In full and exactly, reproduce the entries below, but omit the pictures.

☆ ☆ ☆ ☆ ☆

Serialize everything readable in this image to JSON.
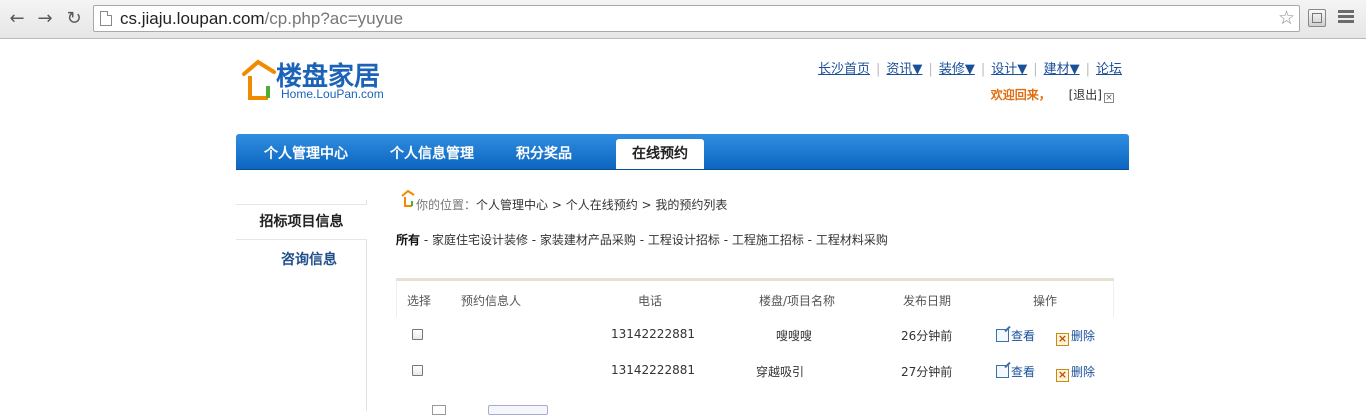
{
  "browser": {
    "url_host": "cs.jiaju.loupan.com",
    "url_path": "/cp.php?ac=yuyue"
  },
  "logo": {
    "cn": "楼盘家居",
    "en": "Home.LouPan.com"
  },
  "topnav": {
    "items": [
      "长沙首页",
      "资讯▼",
      "装修▼",
      "设计▼",
      "建材▼",
      "论坛"
    ]
  },
  "welcome": {
    "greeting": "欢迎回来，",
    "logout": "[退出]"
  },
  "tabs": [
    "个人管理中心",
    "个人信息管理",
    "积分奖品",
    "在线预约"
  ],
  "sidebar": {
    "items": [
      "招标项目信息",
      "咨询信息"
    ]
  },
  "breadcrumb": {
    "label": "你的位置：",
    "path": "个人管理中心 > 个人在线预约 > 我的预约列表"
  },
  "filters": {
    "all": "所有",
    "rest": " - 家庭住宅设计装修 - 家装建材产品采购 - 工程设计招标 - 工程施工招标 - 工程材料采购"
  },
  "table": {
    "headers": [
      "选择",
      "预约信息人",
      "电话",
      "楼盘/项目名称",
      "发布日期",
      "操作"
    ],
    "rows": [
      {
        "person": "",
        "phone": "13142222881",
        "project": "嗖嗖嗖",
        "date": "26分钟前",
        "view": "查看",
        "delete": "删除"
      },
      {
        "person": "",
        "phone": "13142222881",
        "project": "穿越吸引",
        "date": "27分钟前",
        "view": "查看",
        "delete": "删除"
      }
    ]
  },
  "colors": {
    "tab_blue": "#1574cf",
    "link_blue": "#1a4f99",
    "welcome_orange": "#e06d10"
  }
}
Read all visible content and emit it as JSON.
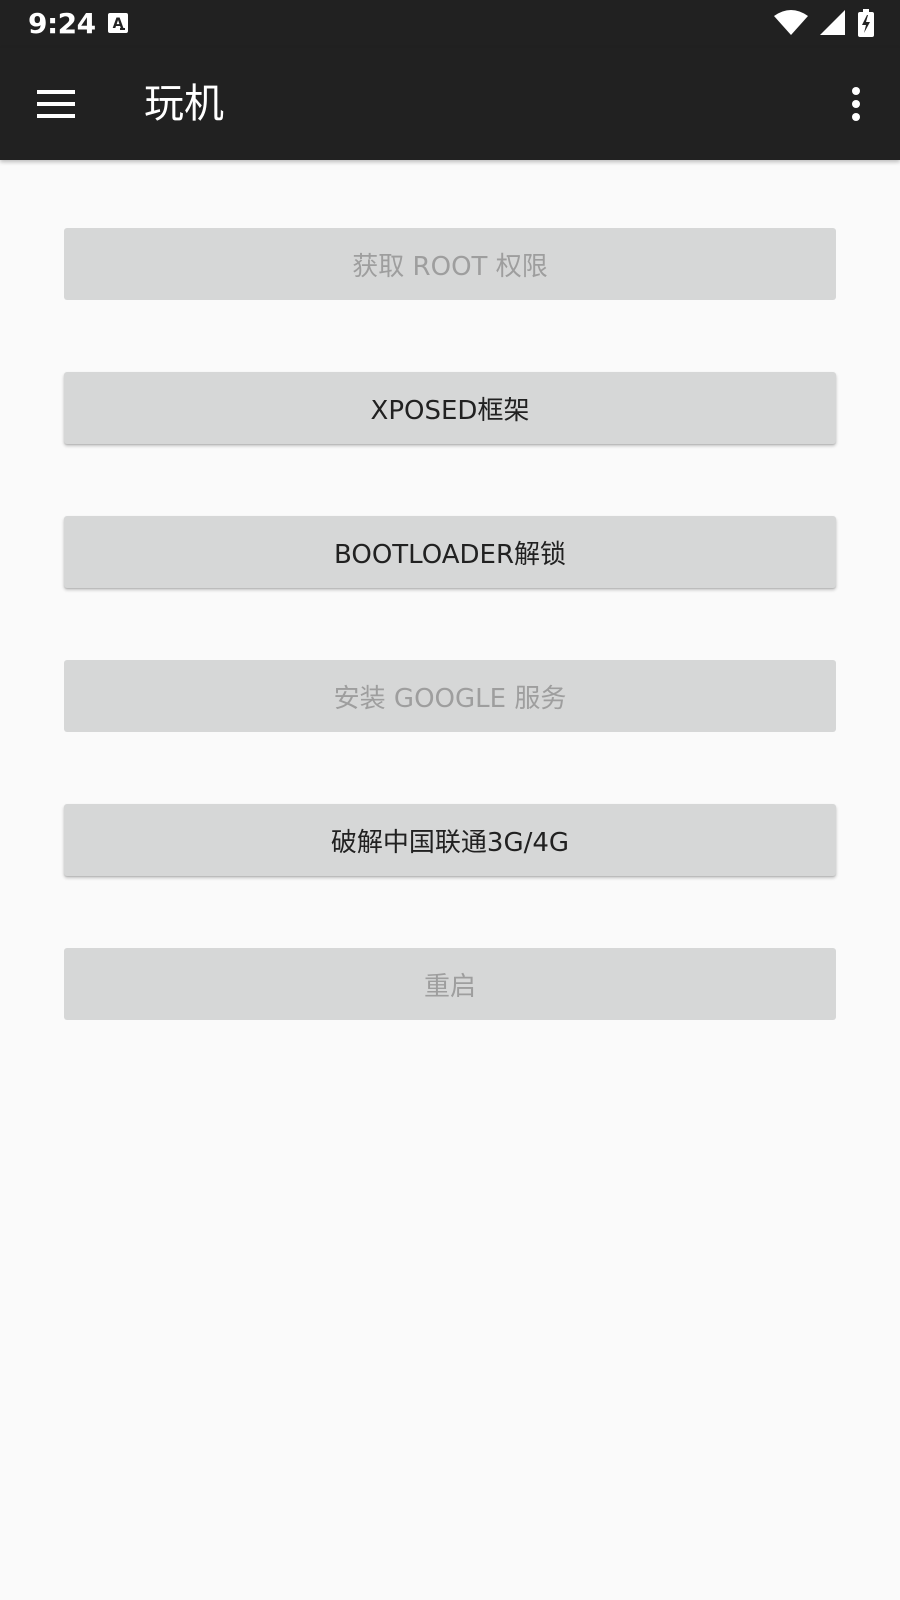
{
  "status_bar": {
    "time": "9:24",
    "icons": [
      "notification-a-icon",
      "wifi-icon",
      "cell-signal-icon",
      "battery-charging-icon"
    ]
  },
  "app_bar": {
    "title": "玩机",
    "menu_icon": "hamburger-menu-icon",
    "overflow_icon": "more-vert-icon"
  },
  "buttons": [
    {
      "label": "获取 ROOT 权限",
      "enabled": false
    },
    {
      "label": "XPOSED框架",
      "enabled": true
    },
    {
      "label": "BOOTLOADER解锁",
      "enabled": true
    },
    {
      "label": "安装 GOOGLE 服务",
      "enabled": false
    },
    {
      "label": "破解中国联通3G/4G",
      "enabled": true
    },
    {
      "label": "重启",
      "enabled": false
    }
  ],
  "colors": {
    "app_bar": "#212121",
    "background": "#fafafa",
    "button": "#d6d7d7",
    "text_enabled": "#212121",
    "text_disabled": "#9e9e9e"
  }
}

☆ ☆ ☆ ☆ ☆

**Answer for this exercise**
Serialize everything readable in this image to JSON.
{
  "browser": {
    "url_host": "cs.jiaju.loupan.com",
    "url_path": "/cp.php?ac=yuyue"
  },
  "logo": {
    "cn": "楼盘家居",
    "en": "Home.LouPan.com"
  },
  "topnav": {
    "items": [
      "长沙首页",
      "资讯▼",
      "装修▼",
      "设计▼",
      "建材▼",
      "论坛"
    ]
  },
  "welcome": {
    "greeting": "欢迎回来，",
    "logout": "[退出]"
  },
  "tabs": [
    "个人管理中心",
    "个人信息管理",
    "积分奖品",
    "在线预约"
  ],
  "sidebar": {
    "items": [
      "招标项目信息",
      "咨询信息"
    ]
  },
  "breadcrumb": {
    "label": "你的位置：",
    "path": "个人管理中心 > 个人在线预约 > 我的预约列表"
  },
  "filters": {
    "all": "所有",
    "rest": " - 家庭住宅设计装修 - 家装建材产品采购 - 工程设计招标 - 工程施工招标 - 工程材料采购"
  },
  "table": {
    "headers": [
      "选择",
      "预约信息人",
      "电话",
      "楼盘/项目名称",
      "发布日期",
      "操作"
    ],
    "rows": [
      {
        "person": "",
        "phone": "13142222881",
        "project": "嗖嗖嗖",
        "date": "26分钟前",
        "view": "查看",
        "delete": "删除"
      },
      {
        "person": "",
        "phone": "13142222881",
        "project": "穿越吸引",
        "date": "27分钟前",
        "view": "查看",
        "delete": "删除"
      }
    ]
  },
  "colors": {
    "tab_blue": "#1574cf",
    "link_blue": "#1a4f99",
    "welcome_orange": "#e06d10"
  }
}
Read all visible content and emit it as JSON.
{
  "status_bar": {
    "time": "9:24",
    "icons": [
      "notification-a-icon",
      "wifi-icon",
      "cell-signal-icon",
      "battery-charging-icon"
    ]
  },
  "app_bar": {
    "title": "玩机",
    "menu_icon": "hamburger-menu-icon",
    "overflow_icon": "more-vert-icon"
  },
  "buttons": [
    {
      "label": "获取 ROOT 权限",
      "enabled": false
    },
    {
      "label": "XPOSED框架",
      "enabled": true
    },
    {
      "label": "BOOTLOADER解锁",
      "enabled": true
    },
    {
      "label": "安装 GOOGLE 服务",
      "enabled": false
    },
    {
      "label": "破解中国联通3G/4G",
      "enabled": true
    },
    {
      "label": "重启",
      "enabled": false
    }
  ],
  "colors": {
    "app_bar": "#212121",
    "background": "#fafafa",
    "button": "#d6d7d7",
    "text_enabled": "#212121",
    "text_disabled": "#9e9e9e"
  }
}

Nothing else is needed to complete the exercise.